WHAT THE TASK ASKS >>
Lines that include "Switch" make up the answer; copy all of them from the data below.

○ ○ ○ ○

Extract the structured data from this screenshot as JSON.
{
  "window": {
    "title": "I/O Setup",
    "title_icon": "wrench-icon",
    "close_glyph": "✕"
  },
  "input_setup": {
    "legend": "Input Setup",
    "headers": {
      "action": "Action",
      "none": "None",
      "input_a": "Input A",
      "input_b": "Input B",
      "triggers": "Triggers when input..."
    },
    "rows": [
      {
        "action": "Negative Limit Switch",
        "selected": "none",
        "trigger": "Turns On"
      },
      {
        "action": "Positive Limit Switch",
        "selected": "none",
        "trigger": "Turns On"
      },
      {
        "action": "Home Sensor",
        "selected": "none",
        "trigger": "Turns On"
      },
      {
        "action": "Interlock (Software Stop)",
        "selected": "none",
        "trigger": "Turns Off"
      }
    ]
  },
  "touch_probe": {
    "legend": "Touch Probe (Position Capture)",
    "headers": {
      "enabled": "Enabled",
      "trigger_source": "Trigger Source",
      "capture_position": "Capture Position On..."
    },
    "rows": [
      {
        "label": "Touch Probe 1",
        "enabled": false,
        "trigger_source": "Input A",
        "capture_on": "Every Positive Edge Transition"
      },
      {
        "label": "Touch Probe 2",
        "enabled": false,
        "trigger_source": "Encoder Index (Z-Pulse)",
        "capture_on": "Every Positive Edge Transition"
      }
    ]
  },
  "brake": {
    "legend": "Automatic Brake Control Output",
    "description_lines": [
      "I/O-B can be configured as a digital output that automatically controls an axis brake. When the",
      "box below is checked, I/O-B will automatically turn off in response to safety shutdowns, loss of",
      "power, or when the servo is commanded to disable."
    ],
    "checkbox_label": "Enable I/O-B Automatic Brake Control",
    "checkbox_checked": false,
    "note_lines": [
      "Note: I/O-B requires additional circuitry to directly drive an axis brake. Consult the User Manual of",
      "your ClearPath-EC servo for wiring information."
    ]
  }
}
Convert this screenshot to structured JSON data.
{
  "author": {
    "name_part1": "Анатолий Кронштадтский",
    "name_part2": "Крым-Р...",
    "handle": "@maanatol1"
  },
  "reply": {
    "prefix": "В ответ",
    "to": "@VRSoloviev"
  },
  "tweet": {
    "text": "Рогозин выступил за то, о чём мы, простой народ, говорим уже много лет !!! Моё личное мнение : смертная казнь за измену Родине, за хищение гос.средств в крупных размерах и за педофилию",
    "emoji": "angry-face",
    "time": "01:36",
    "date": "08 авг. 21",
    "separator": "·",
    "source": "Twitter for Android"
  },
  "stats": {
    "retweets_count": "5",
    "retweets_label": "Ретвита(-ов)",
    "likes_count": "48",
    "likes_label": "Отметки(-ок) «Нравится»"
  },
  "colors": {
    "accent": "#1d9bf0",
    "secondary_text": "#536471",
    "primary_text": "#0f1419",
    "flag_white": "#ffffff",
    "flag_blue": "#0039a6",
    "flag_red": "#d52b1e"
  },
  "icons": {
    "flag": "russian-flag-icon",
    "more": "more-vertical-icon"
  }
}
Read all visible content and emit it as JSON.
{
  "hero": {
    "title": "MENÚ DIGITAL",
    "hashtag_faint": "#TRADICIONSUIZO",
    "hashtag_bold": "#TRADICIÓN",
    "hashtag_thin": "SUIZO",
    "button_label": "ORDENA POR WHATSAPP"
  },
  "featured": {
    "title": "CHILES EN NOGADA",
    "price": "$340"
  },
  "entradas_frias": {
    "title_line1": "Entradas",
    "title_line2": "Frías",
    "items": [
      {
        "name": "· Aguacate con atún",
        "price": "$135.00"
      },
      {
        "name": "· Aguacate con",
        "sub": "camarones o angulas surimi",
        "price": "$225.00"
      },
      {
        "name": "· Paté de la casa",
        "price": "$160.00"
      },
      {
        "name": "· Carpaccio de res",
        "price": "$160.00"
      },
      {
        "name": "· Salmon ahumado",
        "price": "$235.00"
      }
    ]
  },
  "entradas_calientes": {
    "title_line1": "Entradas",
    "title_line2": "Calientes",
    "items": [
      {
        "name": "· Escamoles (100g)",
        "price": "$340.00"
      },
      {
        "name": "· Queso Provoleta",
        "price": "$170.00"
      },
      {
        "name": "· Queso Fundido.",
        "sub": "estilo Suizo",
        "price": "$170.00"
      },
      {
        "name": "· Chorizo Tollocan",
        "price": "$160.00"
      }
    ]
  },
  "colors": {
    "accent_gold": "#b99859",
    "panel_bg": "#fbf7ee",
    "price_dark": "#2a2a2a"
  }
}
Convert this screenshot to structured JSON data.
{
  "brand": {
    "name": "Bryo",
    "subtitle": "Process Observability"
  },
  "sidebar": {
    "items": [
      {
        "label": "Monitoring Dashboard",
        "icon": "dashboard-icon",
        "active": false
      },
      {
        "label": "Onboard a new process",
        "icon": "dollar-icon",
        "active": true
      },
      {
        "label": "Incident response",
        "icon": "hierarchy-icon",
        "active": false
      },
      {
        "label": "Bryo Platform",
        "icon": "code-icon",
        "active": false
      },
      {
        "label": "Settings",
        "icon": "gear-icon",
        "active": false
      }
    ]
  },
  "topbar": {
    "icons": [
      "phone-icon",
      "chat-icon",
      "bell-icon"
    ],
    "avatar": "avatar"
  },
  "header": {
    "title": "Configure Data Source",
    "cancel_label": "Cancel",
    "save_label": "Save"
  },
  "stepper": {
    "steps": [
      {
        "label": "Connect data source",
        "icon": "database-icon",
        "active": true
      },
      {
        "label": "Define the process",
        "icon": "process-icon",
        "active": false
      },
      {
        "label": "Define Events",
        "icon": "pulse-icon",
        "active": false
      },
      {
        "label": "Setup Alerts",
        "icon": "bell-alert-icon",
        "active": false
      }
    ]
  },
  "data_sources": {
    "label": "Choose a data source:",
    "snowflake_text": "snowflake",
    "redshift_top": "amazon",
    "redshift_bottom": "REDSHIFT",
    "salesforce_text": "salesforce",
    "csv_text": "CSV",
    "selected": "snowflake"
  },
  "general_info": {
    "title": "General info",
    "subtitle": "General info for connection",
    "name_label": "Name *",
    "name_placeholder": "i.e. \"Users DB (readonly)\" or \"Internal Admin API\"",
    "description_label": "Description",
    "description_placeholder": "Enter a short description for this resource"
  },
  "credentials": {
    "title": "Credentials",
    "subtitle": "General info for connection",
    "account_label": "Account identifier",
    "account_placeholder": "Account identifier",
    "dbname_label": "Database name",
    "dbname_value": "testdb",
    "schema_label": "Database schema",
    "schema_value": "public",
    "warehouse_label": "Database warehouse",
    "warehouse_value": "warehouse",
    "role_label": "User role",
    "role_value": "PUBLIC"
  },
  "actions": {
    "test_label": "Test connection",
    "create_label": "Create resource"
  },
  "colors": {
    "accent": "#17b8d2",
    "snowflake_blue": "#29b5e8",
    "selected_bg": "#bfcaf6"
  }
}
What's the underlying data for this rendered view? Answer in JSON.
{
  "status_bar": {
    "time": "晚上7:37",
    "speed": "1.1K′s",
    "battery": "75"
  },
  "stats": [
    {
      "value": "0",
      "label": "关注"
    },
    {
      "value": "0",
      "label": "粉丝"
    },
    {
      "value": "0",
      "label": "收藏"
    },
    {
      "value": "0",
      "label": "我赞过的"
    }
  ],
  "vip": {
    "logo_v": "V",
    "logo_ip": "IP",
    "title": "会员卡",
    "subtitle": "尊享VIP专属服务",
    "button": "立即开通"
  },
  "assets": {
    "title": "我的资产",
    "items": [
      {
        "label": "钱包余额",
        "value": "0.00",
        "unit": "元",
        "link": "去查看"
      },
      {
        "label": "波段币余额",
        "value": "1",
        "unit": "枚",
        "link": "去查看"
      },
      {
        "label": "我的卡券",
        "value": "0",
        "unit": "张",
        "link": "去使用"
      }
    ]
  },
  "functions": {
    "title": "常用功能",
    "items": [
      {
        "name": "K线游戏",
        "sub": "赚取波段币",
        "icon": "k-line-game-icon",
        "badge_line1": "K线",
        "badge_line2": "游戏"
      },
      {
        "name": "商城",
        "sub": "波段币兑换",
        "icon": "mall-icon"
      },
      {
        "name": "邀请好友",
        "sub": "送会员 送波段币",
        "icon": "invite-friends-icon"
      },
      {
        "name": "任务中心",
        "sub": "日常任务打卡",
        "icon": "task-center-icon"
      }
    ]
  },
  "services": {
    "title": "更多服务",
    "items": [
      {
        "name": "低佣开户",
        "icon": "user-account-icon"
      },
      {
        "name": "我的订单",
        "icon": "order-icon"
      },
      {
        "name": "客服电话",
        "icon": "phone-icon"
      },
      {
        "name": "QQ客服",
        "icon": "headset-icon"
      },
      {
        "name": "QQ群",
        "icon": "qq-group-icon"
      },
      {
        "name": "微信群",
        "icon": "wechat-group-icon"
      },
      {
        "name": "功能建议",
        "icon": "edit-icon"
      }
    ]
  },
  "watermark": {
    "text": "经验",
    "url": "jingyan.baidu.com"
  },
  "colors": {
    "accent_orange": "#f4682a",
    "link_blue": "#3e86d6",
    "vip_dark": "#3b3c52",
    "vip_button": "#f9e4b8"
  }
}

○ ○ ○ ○

RESULT >>
        "action": "Negative Limit Switch",
        "action": "Positive Limit Switch",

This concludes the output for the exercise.